Mr. Green: Green being the colour of both money and envy, Mr. Green isn't short on either. He's described as a businessman who would cheat anyone -- even his own mother -- for the sake of a quick dollar. He can be particularly bossy and short-tempered when he doesn't get what he wants, which is usually money. He's also vain.

Professor Plum: The most intellectual of Mr. Boddy's frequent guests, Professor Plum is also a tremendous scatterbrain. He often forgets things from one moment to the next, from where he left his keys to which mansion room a construction team left a gigantic bomb in.

Miss Scarlet: A vain beauty whose love of money is surpassed only by her love of herself (and possibly jewelry). She is also the most jealous of the characters and is the most likely to commit a crime of passion.

Mrs. White: Not so much a guest as a staff member, Mrs. White is Mr. Boddy's maid. She is a master of doublespeak and is very talented at being sociable to her boss and his guests to their faces while making snide remarks behind their backs. She knows the mansion and its owner better than any of the other suspects.

Book list

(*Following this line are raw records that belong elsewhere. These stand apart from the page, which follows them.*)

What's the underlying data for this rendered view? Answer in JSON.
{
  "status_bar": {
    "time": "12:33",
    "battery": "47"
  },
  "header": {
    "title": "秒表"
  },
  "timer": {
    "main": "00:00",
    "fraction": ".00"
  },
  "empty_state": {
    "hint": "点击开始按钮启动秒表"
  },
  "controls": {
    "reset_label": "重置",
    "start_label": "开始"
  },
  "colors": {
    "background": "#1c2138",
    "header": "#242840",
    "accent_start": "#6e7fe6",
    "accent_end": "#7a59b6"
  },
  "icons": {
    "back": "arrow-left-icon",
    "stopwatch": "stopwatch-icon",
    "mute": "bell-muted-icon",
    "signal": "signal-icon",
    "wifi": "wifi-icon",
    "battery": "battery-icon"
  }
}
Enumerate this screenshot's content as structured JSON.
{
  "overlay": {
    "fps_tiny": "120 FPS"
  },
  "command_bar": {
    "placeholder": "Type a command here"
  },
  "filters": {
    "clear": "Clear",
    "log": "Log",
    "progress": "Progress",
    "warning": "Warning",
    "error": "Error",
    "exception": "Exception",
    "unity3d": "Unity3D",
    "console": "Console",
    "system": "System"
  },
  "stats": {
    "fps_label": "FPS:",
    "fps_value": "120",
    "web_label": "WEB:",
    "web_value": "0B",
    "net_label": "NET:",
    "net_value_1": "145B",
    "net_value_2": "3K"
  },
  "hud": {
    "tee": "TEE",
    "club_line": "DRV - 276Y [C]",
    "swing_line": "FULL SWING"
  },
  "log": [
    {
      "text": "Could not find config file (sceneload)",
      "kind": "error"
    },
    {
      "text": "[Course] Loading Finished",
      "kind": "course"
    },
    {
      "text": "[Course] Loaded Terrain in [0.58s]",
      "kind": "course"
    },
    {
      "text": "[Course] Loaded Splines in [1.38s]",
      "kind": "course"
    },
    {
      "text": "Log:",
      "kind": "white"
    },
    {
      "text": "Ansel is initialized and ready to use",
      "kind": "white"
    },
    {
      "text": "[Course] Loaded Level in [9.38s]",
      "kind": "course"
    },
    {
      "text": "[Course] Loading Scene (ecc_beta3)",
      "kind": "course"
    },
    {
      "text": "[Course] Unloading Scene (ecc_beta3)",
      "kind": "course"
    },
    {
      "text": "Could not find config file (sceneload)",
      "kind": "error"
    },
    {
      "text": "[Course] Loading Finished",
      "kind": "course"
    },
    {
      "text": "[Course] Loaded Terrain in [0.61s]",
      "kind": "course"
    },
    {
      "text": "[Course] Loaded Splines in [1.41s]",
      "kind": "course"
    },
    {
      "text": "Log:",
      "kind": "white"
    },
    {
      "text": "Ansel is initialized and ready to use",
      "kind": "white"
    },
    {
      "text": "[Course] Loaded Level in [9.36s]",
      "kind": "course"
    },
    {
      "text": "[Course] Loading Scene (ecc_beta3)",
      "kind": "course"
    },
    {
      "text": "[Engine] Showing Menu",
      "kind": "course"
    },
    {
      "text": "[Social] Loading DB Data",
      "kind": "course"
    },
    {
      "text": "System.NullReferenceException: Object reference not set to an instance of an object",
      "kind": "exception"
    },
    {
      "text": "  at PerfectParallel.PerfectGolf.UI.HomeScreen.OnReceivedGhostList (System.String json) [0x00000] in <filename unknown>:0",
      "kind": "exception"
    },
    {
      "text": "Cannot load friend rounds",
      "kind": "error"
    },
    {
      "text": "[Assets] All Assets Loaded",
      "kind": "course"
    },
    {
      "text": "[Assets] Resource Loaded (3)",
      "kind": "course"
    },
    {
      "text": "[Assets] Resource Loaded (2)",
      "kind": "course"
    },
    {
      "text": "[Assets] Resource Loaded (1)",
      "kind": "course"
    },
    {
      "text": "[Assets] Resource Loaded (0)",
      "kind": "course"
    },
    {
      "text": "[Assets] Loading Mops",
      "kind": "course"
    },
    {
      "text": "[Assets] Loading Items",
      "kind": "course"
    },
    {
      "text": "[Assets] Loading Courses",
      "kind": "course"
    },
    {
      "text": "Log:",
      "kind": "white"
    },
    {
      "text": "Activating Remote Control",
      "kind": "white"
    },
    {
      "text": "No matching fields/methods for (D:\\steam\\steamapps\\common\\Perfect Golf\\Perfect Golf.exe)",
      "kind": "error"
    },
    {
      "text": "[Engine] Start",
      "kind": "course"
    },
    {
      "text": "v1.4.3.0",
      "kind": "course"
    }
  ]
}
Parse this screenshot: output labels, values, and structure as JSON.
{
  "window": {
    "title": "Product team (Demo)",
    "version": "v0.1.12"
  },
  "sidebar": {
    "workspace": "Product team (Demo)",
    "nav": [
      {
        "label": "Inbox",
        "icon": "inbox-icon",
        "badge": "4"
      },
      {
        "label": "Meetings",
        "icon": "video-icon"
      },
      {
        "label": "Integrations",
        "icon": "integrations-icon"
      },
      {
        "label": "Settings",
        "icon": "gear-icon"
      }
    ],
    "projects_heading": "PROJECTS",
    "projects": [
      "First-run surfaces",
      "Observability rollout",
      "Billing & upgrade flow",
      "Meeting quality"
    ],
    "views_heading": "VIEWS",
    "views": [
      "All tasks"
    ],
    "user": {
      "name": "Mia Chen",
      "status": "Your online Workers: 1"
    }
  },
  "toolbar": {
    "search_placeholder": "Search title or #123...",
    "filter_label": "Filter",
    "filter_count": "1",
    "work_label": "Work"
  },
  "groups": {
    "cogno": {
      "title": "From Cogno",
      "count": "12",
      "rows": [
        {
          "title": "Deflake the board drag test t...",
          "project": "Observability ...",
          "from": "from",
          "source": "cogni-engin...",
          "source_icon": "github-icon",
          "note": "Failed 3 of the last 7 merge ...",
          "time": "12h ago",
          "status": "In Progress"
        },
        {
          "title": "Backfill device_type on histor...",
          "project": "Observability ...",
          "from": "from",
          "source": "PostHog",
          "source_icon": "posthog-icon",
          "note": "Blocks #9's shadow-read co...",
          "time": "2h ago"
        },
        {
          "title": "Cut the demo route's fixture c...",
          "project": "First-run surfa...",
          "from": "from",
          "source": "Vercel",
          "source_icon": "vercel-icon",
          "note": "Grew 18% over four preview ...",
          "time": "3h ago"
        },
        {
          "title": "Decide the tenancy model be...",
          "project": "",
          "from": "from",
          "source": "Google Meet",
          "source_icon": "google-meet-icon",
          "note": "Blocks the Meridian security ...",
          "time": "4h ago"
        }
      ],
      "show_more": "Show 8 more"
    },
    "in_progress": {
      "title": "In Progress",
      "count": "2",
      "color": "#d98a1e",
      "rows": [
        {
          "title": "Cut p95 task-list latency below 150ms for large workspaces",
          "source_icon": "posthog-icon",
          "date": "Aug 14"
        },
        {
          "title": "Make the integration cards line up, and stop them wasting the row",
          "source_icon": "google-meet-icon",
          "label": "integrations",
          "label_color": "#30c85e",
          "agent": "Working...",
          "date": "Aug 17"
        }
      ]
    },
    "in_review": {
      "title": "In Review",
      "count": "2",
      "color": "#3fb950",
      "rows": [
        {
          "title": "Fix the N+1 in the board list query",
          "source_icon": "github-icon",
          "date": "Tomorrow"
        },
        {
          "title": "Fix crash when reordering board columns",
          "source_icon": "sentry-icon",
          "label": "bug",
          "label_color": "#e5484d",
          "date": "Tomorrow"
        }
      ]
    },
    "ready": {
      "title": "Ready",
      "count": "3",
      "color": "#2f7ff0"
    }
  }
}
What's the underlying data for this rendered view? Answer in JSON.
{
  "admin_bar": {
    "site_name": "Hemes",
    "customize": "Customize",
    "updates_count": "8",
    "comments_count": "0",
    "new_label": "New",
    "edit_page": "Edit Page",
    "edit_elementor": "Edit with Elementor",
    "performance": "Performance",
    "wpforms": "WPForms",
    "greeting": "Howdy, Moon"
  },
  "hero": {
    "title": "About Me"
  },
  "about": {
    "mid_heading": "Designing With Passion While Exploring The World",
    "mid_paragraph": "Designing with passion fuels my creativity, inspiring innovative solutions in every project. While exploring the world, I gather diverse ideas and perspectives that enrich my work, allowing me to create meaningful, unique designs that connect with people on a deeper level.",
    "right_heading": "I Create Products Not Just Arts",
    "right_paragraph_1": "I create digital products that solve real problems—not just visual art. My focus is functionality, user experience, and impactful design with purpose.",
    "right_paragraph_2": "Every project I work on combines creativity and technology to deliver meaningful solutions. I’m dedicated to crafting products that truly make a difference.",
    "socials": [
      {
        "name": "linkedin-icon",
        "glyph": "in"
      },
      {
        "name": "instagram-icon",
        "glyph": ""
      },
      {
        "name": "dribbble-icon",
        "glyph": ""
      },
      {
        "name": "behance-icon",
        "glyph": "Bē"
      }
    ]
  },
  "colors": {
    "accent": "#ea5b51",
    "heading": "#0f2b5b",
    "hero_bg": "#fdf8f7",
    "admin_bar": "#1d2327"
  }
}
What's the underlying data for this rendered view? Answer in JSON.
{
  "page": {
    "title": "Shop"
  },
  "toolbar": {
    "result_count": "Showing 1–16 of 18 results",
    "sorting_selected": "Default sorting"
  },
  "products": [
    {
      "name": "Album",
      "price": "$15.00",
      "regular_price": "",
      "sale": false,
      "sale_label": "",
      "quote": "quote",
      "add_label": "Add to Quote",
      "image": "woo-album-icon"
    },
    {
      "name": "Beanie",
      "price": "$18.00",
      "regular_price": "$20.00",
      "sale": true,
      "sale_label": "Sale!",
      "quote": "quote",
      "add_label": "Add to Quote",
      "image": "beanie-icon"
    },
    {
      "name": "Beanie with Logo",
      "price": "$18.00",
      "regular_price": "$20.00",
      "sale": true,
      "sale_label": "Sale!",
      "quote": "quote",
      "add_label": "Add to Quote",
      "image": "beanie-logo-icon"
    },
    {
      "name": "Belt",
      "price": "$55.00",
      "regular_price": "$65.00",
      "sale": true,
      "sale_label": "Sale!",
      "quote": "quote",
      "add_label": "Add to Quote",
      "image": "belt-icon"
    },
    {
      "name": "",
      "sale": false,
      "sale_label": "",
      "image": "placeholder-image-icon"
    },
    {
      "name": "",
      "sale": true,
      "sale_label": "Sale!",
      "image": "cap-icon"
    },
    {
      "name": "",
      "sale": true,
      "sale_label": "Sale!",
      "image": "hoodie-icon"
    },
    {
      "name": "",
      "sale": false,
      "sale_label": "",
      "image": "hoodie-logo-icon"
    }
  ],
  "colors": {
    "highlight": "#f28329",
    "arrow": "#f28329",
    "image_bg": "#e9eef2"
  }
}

For books that deal with, among other things, murder, theft and betrayal, the Clue books are certainly lighthearted. They capture and maintain the spirit of the original board game and are far more faithful to it than the film or even the Clue Jr. books. The writing is light and even humorous, and the solutions go beyond the simple "answer" for each mystery; they provide some (often amusing) insight into the events that surrounded the revelations. For instance, in one (admittedly less grave) mini-mystery, the reader must determine which of Mr. Boddy's mother's old hats each guest is wearing after he has them keep swapping. The solution not only provides the answer, but explains that Mr. Boddy took a photo of the outfitted guests and threatened to have it printed in the local paper if they ever tried to rob him again.


Since the last of these books was published in 1997, they are difficult to find in mainstream bookstores and are safe to deem out of print. Used copies can be purchased through reputable booksale websites (Amazon, for instance) and possibly on eBay. I was recently two books short of the whole set when I found the remaining books on Amazon for less than $2 each.

Otherwise, there's no telling what you might find at a used bookstore.

Nostalgic charm

Yes, I have the whole set. No, I'm never getting rid of them. I bought the first two at a school book fair; they were packaged together. I bought the rest individually over time and finished the set earlier this year. They now live happily on my bookshelf next to the likes of Virginia Woolf and George Orwell. Sometimes I still dig them out; they make me smile.